___ Data for review ___

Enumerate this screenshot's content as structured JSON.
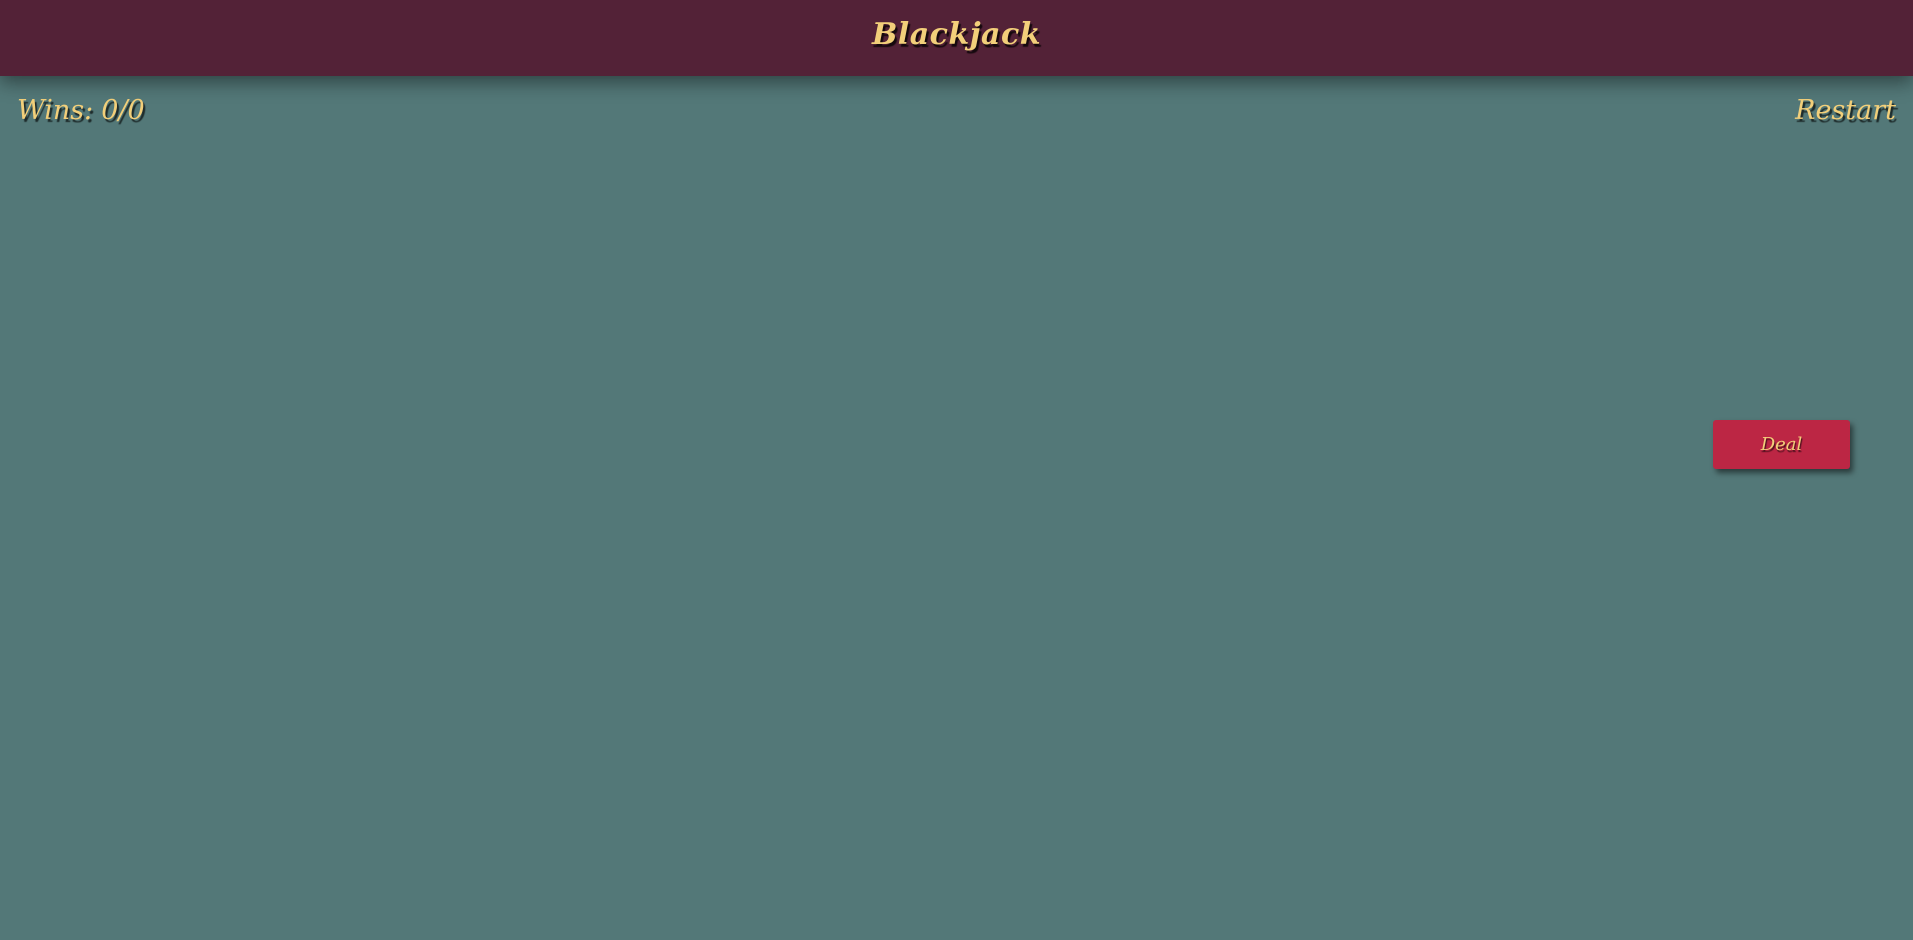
{
  "header": {
    "title": "Blackjack"
  },
  "score": {
    "label": "Wins:",
    "value": "0/0"
  },
  "controls": {
    "restart_label": "Restart",
    "deal_label": "Deal"
  },
  "colors": {
    "background": "#537878",
    "header": "#532237",
    "text_gold": "#f2cf7a",
    "deal_button": "#bc2644"
  }
}
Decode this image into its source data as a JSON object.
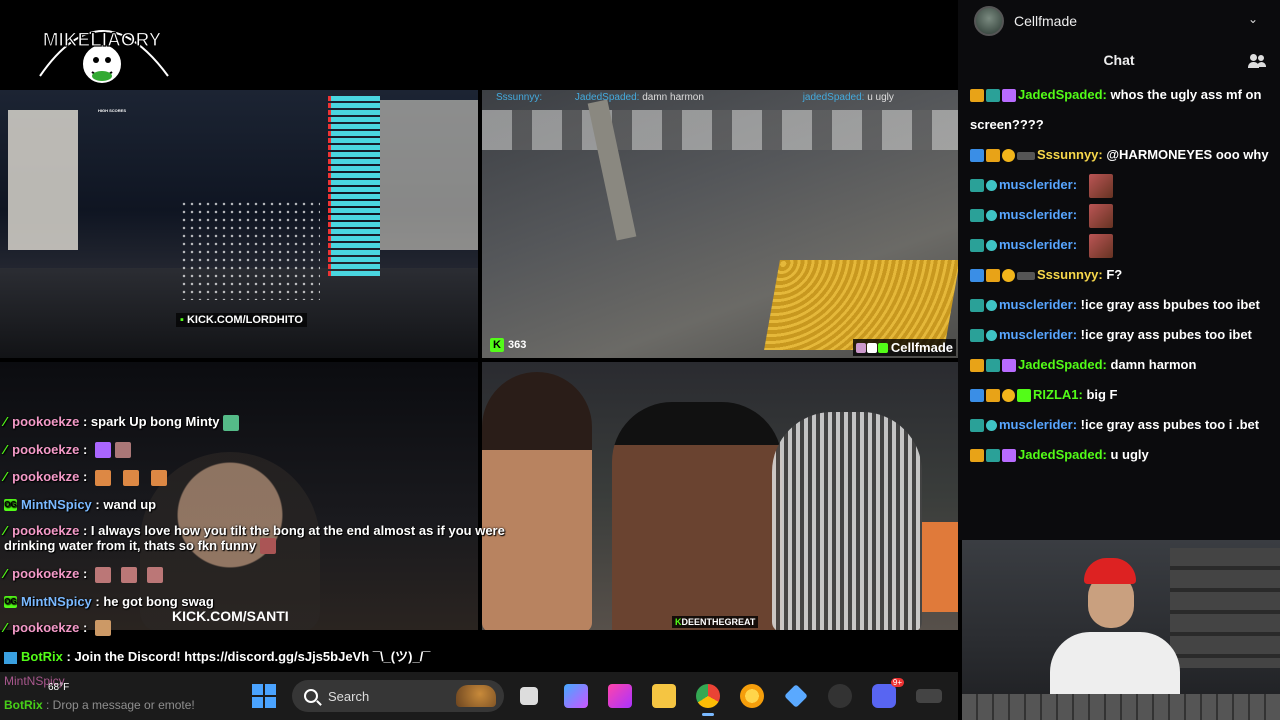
{
  "logo": {
    "text": "MIKELIAORY"
  },
  "tile_tl": {
    "kick_url": "KICK.COM/LORDHITO",
    "leaderboard_title": "HIGH SCORES"
  },
  "tile_tr": {
    "overlay_chat": [
      {
        "name": "Sssunnyy:",
        "text": ""
      },
      {
        "name": "JadedSpaded:",
        "text": "damn harmon"
      },
      {
        "name": "jadedSpaded:",
        "text": "u ugly"
      }
    ],
    "viewers": "363",
    "streamer_tag": "Cellfmade"
  },
  "tile_bl": {
    "kick_url": "KICK.COM/SANTI"
  },
  "tile_br": {
    "tag": "DEENTHEGREAT"
  },
  "overlay_chat": [
    {
      "nick": "pookoekze",
      "sep": " : ",
      "text": "spark Up bong Minty",
      "icon": "slash"
    },
    {
      "nick": "pookoekze",
      "sep": " : ",
      "text": "",
      "icon": "slash"
    },
    {
      "nick": "pookoekze",
      "sep": " : ",
      "text": "",
      "icon": "slash"
    },
    {
      "nick": "MintNSpicy",
      "sep": " : ",
      "text": "wand up",
      "icon": "badge"
    },
    {
      "nick": "pookoekze",
      "sep": " : ",
      "text": "I always love how you tilt the bong at the end almost as if you were drinking water from it, thats so fkn funny",
      "icon": "slash"
    },
    {
      "nick": "pookoekze",
      "sep": " : ",
      "text": "",
      "icon": "slash"
    },
    {
      "nick": "MintNSpicy",
      "sep": " : ",
      "text": "he got bong swag",
      "icon": "badge"
    },
    {
      "nick": "pookoekze",
      "sep": " : ",
      "text": "",
      "icon": "slash"
    }
  ],
  "botrix": {
    "nick": "BotRix",
    "text": " : Join the Discord! https://discord.gg/sJjs5bJeVh ¯\\_(ツ)_/¯"
  },
  "taskbar": {
    "ghost_nick": "MintNSpicy",
    "ghost_nick2": "BotRix",
    "ghost_text2": ": Drop a message or emote!",
    "temperature": "68°F",
    "search_placeholder": "Search",
    "discord_badge": "9+"
  },
  "right_panel": {
    "channel_name": "Cellfmade",
    "chat_title": "Chat",
    "messages": [
      {
        "badges": [
          "crown",
          "vip",
          "gift"
        ],
        "name": "JadedSpaded:",
        "color": "g",
        "text": " whos the ugly ass mf on screen????"
      },
      {
        "badges": [
          "blue",
          "crown",
          "coin",
          "dark"
        ],
        "name": "Sssunnyy:",
        "color": "y",
        "text": " @HARMONEYES ooo why"
      },
      {
        "badges": [
          "vip",
          "teal"
        ],
        "name": "musclerider:",
        "color": "b",
        "text": "",
        "emote": true
      },
      {
        "badges": [
          "vip",
          "teal"
        ],
        "name": "musclerider:",
        "color": "b",
        "text": "",
        "emote": true
      },
      {
        "badges": [
          "vip",
          "teal"
        ],
        "name": "musclerider:",
        "color": "b",
        "text": "",
        "emote": true
      },
      {
        "badges": [
          "blue",
          "crown",
          "coin",
          "dark"
        ],
        "name": "Sssunnyy:",
        "color": "y",
        "text": " F?"
      },
      {
        "badges": [
          "vip",
          "teal"
        ],
        "name": "musclerider:",
        "color": "b",
        "text": " !ice gray ass bpubes too ibet"
      },
      {
        "badges": [
          "vip",
          "teal"
        ],
        "name": "musclerider:",
        "color": "b",
        "text": " !ice gray ass pubes too ibet"
      },
      {
        "badges": [
          "crown",
          "vip",
          "gift"
        ],
        "name": "JadedSpaded:",
        "color": "g",
        "text": " damn harmon"
      },
      {
        "badges": [
          "blue",
          "crown",
          "coin",
          "green"
        ],
        "name": "RIZLA1:",
        "color": "g",
        "text": " big F"
      },
      {
        "badges": [
          "vip",
          "teal"
        ],
        "name": "musclerider:",
        "color": "b",
        "text": " !ice gray ass pubes too i .bet"
      },
      {
        "badges": [
          "crown",
          "vip",
          "gift"
        ],
        "name": "JadedSpaded:",
        "color": "g",
        "text": " u ugly"
      }
    ]
  },
  "colors": {
    "kick_green": "#53fc18",
    "pink_nick": "#f49ac8",
    "blue_nick": "#58a6ff"
  }
}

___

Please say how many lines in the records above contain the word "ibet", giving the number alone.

2